● Supplied records
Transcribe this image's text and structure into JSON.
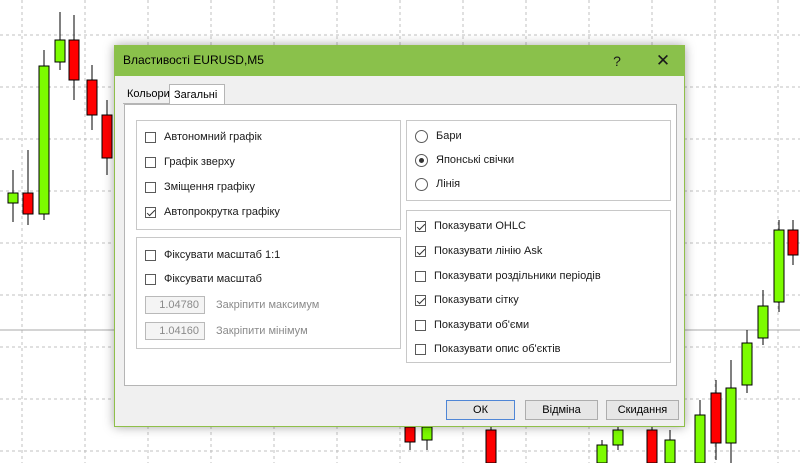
{
  "window": {
    "title": "Властивості EURUSD,M5",
    "help_label": "?",
    "close_icon": "close-icon"
  },
  "tabs": [
    {
      "label": "Кольори",
      "active": false
    },
    {
      "label": "Загальні",
      "active": true
    }
  ],
  "chart_options": [
    {
      "label": "Автономний графік",
      "checked": false
    },
    {
      "label": "Графік зверху",
      "checked": false
    },
    {
      "label": "Зміщення графіку",
      "checked": false
    },
    {
      "label": "Автопрокрутка графіку",
      "checked": true
    }
  ],
  "scale_options": [
    {
      "label": "Фіксувати масштаб 1:1",
      "checked": false
    },
    {
      "label": "Фіксувати масштаб",
      "checked": false
    }
  ],
  "scale_limits": {
    "max": {
      "value": "1.04780",
      "label": "Закріпити максимум"
    },
    "min": {
      "value": "1.04160",
      "label": "Закріпити мінімум"
    }
  },
  "chart_type": [
    {
      "label": "Бари",
      "selected": false
    },
    {
      "label": "Японські свічки",
      "selected": true
    },
    {
      "label": "Лінія",
      "selected": false
    }
  ],
  "display_options": [
    {
      "label": "Показувати OHLC",
      "checked": true
    },
    {
      "label": "Показувати лінію Ask",
      "checked": true
    },
    {
      "label": "Показувати роздільники періодів",
      "checked": false
    },
    {
      "label": "Показувати сітку",
      "checked": true
    },
    {
      "label": "Показувати об'єми",
      "checked": false
    },
    {
      "label": "Показувати опис об'єктів",
      "checked": false
    }
  ],
  "buttons": {
    "ok": "ОК",
    "cancel": "Відміна",
    "reset": "Скидання"
  },
  "colors": {
    "accent": "#8ac14b",
    "bull": "#7cfc00",
    "bear": "#ff0000"
  }
}
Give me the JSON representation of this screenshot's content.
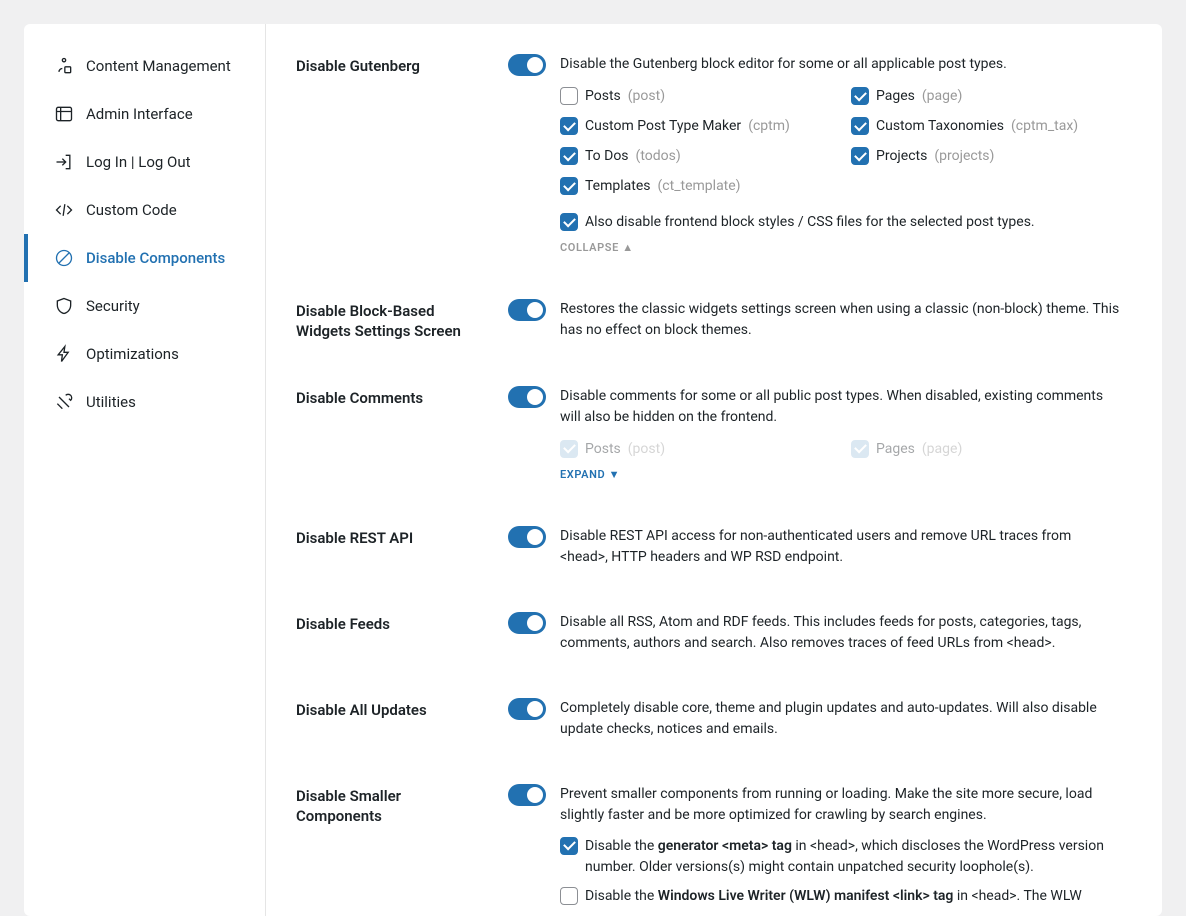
{
  "sidebar": {
    "items": [
      {
        "label": "Content Management"
      },
      {
        "label": "Admin Interface"
      },
      {
        "label": "Log In | Log Out"
      },
      {
        "label": "Custom Code"
      },
      {
        "label": "Disable Components"
      },
      {
        "label": "Security"
      },
      {
        "label": "Optimizations"
      },
      {
        "label": "Utilities"
      }
    ]
  },
  "settings": {
    "gutenberg": {
      "title": "Disable Gutenberg",
      "desc": "Disable the Gutenberg block editor for some or all applicable post types.",
      "post_types": [
        {
          "label": "Posts",
          "slug": "(post)",
          "checked": false
        },
        {
          "label": "Pages",
          "slug": "(page)",
          "checked": true
        },
        {
          "label": "Custom Post Type Maker",
          "slug": "(cptm)",
          "checked": true
        },
        {
          "label": "Custom Taxonomies",
          "slug": "(cptm_tax)",
          "checked": true
        },
        {
          "label": "To Dos",
          "slug": "(todos)",
          "checked": true
        },
        {
          "label": "Projects",
          "slug": "(projects)",
          "checked": true
        },
        {
          "label": "Templates",
          "slug": "(ct_template)",
          "checked": true
        }
      ],
      "extra": "Also disable frontend block styles / CSS files for the selected post types.",
      "collapse": "COLLAPSE ▲"
    },
    "block_widgets": {
      "title": "Disable Block-Based Widgets Settings Screen",
      "desc": "Restores the classic widgets settings screen when using a classic (non-block) theme. This has no effect on block themes."
    },
    "comments": {
      "title": "Disable Comments",
      "desc": "Disable comments for some or all public post types. When disabled, existing comments will also be hidden on the frontend.",
      "post_types": [
        {
          "label": "Posts",
          "slug": "(post)"
        },
        {
          "label": "Pages",
          "slug": "(page)"
        }
      ],
      "expand": "EXPAND ▼"
    },
    "rest": {
      "title": "Disable REST API",
      "desc": "Disable REST API access for non-authenticated users and remove URL traces from <head>, HTTP headers and WP RSD endpoint."
    },
    "feeds": {
      "title": "Disable Feeds",
      "desc": "Disable all RSS, Atom and RDF feeds. This includes feeds for posts, categories, tags, comments, authors and search. Also removes traces of feed URLs from <head>."
    },
    "updates": {
      "title": "Disable All Updates",
      "desc": "Completely disable core, theme and plugin updates and auto-updates. Will also disable update checks, notices and emails."
    },
    "smaller": {
      "title": "Disable Smaller Components",
      "desc": "Prevent smaller components from running or loading. Make the site more secure, load slightly faster and be more optimized for crawling by search engines.",
      "items": [
        {
          "checked": true,
          "pre": "Disable the ",
          "bold": "generator <meta> tag",
          "post": " in <head>, which discloses the WordPress version number. Older versions(s) might contain unpatched security loophole(s)."
        },
        {
          "checked": false,
          "pre": "Disable the ",
          "bold": "Windows Live Writer (WLW) manifest <link> tag",
          "post": " in <head>. The WLW"
        }
      ]
    }
  }
}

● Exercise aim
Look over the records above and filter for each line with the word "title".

● Answer to the exercise
    "title": "Властивості EURUSD,M5",
      "title": "Disable Gutenberg",
      "title": "Disable Block-Based Widgets Settings Screen",
      "title": "Disable Comments",
      "title": "Disable REST API",
      "title": "Disable Feeds",
      "title": "Disable All Updates",
      "title": "Disable Smaller Components",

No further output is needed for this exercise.